◆ **INSTRUCTIONS TO FOLLOW**
From the records below, copy each line that has the word "watermark" in it.

------------------------------------------------

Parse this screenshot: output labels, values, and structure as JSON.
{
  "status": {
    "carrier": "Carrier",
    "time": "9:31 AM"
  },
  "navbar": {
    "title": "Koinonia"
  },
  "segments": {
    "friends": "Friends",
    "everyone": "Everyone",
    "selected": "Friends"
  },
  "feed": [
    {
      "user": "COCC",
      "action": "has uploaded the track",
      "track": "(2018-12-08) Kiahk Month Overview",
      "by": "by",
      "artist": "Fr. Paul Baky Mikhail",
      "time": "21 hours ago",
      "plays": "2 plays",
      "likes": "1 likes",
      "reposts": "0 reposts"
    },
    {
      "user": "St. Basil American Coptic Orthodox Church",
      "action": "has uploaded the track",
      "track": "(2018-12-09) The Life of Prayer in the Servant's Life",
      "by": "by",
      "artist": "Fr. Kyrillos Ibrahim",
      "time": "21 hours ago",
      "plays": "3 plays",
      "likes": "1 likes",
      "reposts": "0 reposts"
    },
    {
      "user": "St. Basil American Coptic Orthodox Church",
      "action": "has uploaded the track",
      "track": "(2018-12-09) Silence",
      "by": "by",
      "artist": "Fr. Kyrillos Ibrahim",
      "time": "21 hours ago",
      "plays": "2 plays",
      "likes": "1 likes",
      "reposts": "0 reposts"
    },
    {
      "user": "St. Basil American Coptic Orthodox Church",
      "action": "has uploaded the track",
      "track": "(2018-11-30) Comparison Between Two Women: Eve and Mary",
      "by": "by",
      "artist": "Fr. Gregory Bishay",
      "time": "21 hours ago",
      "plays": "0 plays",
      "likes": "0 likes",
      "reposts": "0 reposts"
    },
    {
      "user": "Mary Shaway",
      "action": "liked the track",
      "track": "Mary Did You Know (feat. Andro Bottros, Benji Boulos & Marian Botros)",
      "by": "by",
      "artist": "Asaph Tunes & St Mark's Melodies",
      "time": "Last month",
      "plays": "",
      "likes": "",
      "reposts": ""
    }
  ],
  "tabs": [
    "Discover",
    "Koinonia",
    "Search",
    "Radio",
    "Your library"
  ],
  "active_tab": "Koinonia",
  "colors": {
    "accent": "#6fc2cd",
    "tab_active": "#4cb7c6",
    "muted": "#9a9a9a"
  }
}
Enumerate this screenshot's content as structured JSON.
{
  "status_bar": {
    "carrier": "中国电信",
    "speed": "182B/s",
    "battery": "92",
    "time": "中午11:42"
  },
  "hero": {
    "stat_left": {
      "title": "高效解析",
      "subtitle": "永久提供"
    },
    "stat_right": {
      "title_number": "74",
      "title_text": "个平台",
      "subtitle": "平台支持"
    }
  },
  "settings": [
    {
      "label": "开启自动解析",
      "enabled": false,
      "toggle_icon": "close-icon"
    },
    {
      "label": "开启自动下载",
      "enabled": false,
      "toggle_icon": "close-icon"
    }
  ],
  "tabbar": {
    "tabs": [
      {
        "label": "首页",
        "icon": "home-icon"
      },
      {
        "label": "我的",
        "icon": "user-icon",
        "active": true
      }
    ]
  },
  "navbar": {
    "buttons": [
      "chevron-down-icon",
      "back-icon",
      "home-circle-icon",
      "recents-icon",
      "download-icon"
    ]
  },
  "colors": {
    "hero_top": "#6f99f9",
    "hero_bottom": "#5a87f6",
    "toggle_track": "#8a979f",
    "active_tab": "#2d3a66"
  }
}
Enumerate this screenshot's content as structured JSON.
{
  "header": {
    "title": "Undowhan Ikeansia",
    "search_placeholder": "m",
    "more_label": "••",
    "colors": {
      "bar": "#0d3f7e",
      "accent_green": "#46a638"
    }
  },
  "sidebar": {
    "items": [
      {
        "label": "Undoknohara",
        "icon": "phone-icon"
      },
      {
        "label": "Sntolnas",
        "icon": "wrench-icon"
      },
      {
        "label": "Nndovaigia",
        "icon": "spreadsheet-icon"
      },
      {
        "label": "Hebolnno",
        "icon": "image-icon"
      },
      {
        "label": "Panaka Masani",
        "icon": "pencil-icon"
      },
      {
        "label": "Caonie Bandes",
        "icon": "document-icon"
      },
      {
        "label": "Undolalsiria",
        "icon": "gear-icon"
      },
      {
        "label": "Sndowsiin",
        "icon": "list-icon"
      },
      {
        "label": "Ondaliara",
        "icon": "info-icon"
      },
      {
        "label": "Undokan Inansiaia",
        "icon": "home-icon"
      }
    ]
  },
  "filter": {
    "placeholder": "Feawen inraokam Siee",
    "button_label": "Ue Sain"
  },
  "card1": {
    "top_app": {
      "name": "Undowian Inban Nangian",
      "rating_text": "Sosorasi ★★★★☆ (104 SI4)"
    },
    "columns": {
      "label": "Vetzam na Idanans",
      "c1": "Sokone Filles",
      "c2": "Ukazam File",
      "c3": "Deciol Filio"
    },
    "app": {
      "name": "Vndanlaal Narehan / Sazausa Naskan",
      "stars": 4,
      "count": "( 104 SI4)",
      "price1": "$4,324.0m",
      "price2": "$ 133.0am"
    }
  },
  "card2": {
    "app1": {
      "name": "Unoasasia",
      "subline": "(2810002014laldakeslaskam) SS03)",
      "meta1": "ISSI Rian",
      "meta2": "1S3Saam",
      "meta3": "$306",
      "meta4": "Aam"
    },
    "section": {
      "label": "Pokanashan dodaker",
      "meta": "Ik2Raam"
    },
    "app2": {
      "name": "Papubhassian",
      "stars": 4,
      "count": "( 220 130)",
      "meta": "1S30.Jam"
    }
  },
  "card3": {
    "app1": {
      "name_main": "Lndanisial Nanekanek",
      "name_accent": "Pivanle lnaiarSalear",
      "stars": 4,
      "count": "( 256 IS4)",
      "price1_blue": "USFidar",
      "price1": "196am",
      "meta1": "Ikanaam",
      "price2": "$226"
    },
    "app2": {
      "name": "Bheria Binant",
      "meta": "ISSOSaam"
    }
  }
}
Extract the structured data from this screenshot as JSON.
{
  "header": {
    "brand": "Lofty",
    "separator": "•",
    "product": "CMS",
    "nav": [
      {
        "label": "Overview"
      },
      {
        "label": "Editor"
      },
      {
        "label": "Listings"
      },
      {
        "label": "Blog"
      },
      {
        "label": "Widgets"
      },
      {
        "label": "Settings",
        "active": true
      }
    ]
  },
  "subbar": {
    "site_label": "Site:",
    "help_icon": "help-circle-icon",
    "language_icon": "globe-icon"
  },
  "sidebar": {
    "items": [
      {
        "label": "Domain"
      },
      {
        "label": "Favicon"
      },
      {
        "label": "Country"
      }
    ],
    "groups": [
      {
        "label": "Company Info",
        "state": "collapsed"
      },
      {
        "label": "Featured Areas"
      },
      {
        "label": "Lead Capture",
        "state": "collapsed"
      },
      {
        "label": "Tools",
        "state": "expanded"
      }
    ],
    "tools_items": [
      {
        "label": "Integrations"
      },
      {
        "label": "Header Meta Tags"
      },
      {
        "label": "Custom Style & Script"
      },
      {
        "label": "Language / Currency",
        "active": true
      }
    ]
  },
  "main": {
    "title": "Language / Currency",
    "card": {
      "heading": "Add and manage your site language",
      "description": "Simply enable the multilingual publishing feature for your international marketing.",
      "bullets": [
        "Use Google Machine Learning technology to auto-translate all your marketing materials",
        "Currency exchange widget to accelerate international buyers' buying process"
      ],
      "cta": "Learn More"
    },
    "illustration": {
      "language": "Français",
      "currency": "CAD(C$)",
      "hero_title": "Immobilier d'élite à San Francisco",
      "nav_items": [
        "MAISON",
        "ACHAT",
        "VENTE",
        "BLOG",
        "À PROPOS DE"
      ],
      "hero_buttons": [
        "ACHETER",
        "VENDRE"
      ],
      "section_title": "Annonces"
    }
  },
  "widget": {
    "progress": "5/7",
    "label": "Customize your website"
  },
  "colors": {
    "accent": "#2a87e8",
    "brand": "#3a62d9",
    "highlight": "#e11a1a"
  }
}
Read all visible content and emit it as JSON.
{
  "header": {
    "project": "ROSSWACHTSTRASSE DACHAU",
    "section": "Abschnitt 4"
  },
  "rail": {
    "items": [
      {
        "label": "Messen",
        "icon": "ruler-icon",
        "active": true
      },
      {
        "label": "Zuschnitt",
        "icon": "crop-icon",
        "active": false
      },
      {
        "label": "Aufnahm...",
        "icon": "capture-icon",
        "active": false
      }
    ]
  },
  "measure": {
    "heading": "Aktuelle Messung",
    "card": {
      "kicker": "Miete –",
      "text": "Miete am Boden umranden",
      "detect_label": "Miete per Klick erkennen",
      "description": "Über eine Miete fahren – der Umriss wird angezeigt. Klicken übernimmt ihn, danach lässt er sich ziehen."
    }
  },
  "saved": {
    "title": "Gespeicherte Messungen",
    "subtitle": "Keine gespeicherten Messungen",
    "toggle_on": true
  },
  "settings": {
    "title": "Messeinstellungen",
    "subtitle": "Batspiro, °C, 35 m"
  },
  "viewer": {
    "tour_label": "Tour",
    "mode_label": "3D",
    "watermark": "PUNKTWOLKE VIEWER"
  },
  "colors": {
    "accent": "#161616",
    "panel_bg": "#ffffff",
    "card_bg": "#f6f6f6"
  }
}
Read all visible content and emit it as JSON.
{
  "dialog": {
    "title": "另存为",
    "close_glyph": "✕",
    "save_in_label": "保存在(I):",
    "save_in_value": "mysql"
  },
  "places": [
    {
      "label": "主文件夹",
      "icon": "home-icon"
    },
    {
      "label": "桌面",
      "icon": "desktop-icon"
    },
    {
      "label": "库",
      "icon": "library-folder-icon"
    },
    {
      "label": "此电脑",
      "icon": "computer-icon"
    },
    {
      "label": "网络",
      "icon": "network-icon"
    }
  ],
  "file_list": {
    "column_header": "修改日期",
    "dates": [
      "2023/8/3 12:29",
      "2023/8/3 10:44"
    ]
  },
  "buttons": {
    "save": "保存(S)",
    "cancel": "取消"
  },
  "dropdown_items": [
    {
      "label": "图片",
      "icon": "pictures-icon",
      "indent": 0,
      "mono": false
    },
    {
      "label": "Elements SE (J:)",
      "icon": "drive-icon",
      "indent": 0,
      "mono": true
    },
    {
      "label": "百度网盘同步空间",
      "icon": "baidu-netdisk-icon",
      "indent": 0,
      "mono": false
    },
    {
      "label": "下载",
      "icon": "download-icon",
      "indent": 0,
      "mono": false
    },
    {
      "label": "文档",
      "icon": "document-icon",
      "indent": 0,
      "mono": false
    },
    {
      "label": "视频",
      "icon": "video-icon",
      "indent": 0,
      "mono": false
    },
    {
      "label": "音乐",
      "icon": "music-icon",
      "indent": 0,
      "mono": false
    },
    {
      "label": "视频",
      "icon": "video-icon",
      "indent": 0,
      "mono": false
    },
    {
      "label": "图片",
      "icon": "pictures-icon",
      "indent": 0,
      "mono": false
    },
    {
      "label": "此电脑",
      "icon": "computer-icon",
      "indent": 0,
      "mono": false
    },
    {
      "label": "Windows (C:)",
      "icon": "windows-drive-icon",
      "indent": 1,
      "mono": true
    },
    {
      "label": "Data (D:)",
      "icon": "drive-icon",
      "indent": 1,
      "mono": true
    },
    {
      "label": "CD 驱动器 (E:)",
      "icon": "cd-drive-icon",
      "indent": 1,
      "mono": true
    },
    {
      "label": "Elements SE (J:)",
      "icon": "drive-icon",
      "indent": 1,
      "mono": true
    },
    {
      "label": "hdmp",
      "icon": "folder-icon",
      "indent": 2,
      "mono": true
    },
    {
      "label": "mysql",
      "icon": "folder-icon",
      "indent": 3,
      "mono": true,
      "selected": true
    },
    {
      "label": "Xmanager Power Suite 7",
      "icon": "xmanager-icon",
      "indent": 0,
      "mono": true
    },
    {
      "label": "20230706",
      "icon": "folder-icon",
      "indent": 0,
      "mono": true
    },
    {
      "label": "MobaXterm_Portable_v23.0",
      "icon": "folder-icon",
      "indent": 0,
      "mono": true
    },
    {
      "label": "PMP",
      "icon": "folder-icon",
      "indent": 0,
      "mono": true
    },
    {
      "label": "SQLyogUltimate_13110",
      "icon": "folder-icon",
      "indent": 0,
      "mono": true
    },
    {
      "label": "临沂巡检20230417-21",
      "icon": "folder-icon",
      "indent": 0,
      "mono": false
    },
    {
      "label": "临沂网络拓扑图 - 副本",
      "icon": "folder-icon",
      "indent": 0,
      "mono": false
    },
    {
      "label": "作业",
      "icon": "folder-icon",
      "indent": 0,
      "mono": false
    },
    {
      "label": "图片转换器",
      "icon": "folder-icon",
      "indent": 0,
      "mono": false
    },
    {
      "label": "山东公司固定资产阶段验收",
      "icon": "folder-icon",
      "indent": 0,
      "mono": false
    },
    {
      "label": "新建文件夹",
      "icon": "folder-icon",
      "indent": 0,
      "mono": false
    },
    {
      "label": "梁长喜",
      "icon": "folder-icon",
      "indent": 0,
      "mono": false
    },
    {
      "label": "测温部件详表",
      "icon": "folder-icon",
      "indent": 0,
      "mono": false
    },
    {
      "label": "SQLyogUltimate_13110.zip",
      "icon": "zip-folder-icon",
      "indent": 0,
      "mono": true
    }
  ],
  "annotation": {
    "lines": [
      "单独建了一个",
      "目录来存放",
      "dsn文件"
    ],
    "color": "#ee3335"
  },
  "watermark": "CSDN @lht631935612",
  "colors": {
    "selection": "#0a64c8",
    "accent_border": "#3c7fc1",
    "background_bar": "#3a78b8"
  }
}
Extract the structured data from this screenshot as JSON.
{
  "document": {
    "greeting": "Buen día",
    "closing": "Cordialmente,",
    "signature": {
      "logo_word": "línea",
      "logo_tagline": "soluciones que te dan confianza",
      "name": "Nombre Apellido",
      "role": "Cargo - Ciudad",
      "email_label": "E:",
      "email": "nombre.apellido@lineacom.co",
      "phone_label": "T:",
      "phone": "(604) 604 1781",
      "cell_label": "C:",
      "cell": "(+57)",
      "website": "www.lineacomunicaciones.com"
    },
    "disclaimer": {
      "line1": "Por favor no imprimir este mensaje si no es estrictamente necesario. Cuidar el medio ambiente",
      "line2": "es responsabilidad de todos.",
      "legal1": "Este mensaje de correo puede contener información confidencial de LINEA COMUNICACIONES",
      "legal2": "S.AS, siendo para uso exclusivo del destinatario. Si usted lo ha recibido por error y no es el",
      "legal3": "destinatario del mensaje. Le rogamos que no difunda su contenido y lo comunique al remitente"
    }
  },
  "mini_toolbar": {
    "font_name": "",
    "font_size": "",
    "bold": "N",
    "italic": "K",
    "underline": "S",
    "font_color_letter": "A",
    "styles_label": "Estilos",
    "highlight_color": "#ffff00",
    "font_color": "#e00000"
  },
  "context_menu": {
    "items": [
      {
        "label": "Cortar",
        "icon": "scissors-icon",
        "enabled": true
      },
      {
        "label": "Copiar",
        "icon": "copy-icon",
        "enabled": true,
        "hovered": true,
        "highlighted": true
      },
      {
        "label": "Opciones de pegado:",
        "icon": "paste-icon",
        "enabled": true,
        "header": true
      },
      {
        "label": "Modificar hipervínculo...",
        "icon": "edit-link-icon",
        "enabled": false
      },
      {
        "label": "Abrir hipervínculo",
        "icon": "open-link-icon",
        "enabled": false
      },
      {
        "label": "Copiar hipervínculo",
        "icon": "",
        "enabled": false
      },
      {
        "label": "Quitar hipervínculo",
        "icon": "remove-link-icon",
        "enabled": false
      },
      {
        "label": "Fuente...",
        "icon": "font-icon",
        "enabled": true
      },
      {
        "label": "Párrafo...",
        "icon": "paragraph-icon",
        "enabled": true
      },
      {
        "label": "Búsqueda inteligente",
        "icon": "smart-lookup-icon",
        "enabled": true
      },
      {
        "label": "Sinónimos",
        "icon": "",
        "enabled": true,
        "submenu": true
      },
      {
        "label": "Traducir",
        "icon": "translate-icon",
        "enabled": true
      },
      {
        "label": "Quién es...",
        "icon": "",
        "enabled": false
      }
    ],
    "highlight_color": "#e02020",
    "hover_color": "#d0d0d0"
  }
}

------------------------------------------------

◆ **REPLY TO THE EXERCISE**
    "watermark": "PUNKTWOLKE VIEWER"
  "watermark": "CSDN @lht631935612",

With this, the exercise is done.